The film is in fact more Christian than Marxist. The peasant girl’s devotion to the brute takes Christ’s admonition to love one’s neighbor to an extreme. Fellini once explained, “Perhaps my spiritual world is, in fact, this instinctive wish to do good for those who know only evil, to make them catch a glimpse of hope, of the chance of a better life, and to find in everyone, even the worst intentioned, a core of goodness.”
Fellini became an unwitting flag-bearer for the Catholic Church, for the Church wholly embraced La Strada. The Church saw the film as a welcome return to spirituality and Christian ideals. The international film community also rejoiced at the film.
The score by Nino Rota, who composed the music of many of Fellini’s pictures, is brilliant and haunting. The circus later became one of the most recognizable Felliniesque motifs.  The acting of the central trio is superb, particularly of Masina, who combines pathos and pantomime (some Italian critics dubbed her “the female Chaplin”), rendering one of the most emotional performances committed on screen.
La Strada was produced by Italy’s two most powerful producers, Carlo Ponti (before he married Sophia Loren) and Dino de Laurentiis, who was then married to Silvana Mangano and wished to cast her (and Burt Lancaster) in the leads.
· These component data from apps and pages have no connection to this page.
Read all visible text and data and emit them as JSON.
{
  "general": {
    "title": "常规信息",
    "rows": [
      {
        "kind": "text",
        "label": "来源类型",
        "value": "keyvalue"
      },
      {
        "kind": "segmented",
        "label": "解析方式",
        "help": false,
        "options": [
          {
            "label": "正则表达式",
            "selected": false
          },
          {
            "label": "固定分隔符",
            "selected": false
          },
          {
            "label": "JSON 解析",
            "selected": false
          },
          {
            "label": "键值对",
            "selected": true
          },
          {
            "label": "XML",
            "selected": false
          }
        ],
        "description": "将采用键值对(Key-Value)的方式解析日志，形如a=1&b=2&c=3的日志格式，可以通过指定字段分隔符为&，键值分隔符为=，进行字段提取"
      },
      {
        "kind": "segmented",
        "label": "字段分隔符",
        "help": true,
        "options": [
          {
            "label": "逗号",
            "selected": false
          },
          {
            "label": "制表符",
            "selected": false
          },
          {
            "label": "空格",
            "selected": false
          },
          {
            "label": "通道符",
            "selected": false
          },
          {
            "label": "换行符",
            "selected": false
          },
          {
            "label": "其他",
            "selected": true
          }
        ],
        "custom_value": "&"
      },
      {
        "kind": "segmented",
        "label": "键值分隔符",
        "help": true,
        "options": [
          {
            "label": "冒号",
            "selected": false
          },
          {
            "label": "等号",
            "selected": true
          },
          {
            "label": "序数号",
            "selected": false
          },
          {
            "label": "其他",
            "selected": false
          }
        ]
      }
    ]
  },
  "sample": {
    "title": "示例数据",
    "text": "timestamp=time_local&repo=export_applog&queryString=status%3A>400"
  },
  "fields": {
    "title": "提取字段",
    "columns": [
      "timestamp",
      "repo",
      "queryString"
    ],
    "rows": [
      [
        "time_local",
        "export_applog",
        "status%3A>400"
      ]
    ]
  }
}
The film was released theatrically in the U.S. in July 1956, almost two years after it world premiered at the 1954 Venice Film Festival and had played in Europe.

La Strada was also honored with the Best Picture kudo from the New York Film Critics Circle.
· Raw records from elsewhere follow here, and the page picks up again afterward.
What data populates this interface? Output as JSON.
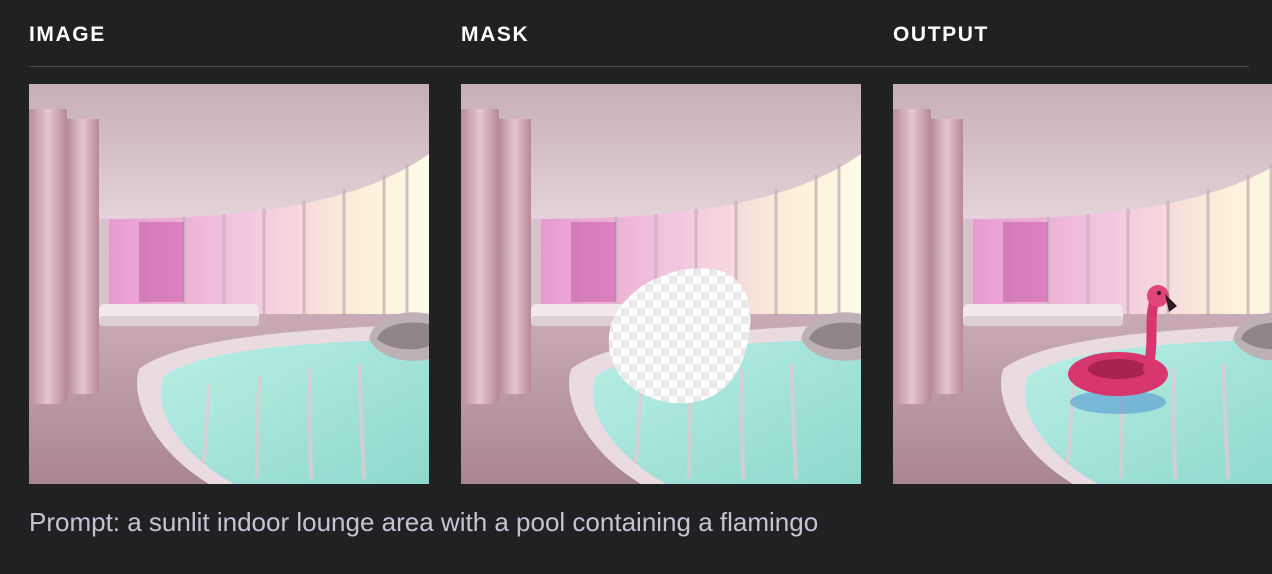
{
  "headers": {
    "image": "IMAGE",
    "mask": "MASK",
    "output": "OUTPUT"
  },
  "prompt": "Prompt: a sunlit indoor lounge area with a pool containing a flamingo",
  "colors": {
    "background": "#202123",
    "header_text": "#ffffff",
    "prompt_text": "#c5c5d2",
    "pool_water": "#9fe3d6",
    "flamingo": "#d8366e"
  }
}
In 1994, a re-mastered print was financed by Scorsese, who declared a special affinity with the character of Zampanò, bringing elements of the self-destructive brute into his own films, such as Taxi Driver and Raging Bull.

About Fellini

Fellini was born in 1920 to a farming and trading family in the coastal town of Rimini. As a young man, he wound up in Rome and tried to become a journalist. Fellini began his film career in the Italian neo-realist movement, which started at the end of World War II. He collaborated with Roberto Rossellini on the screenplays for “Open City” (1946) and “Paisan” (1946). Eventually, Fellini was to become the best-known Italian filmmaker outside of his country.

Gelsomina (Giulietta Masina)
Zampano (Anthony Quinn)
Matto (the fool) (Richard Basehart)
Columbiani (Aldo Silvani)
La Vedova (Marcella Rovere)
La Sourina (Livia Venturini)

Directed by Federico Fellini
Produced by Dino De Laurentiis, Carlo Ponti
Screenplay by Federico Fellini, Tullio Pinelli, Ennio Flaiano, based on a story by Fellini and Pinelli
Music by Nino Rota
Cinematography Otello Martelli, Carlo Carlini
Edited by Leo Catozzo, Lina Caterini

Art direction: Mario Ravasco and E. Cervelli

Production company: Ponti-De Laurentiis Cinematografica

Distributed by Paramount Pictures

Release date September 6, 1954 (Venice Film Festival); September 22, 1954 (Italy)

Running Time: 104 minutes

Oscar Alert
Oscar Awards: 1
Best Foreign Language Oscar
Oscar Nominations: 1
Screenplay (Original): Federico Fellini and Tullio Pinelli.
Oscar Context:
The other nominees for the foreign-language Oscar were: “The Captain of Kopenick” from the Federal Republic of Germany, “Gervais” from France, “Harp of Burma” from Japan, and Qivitoq” from Denmark.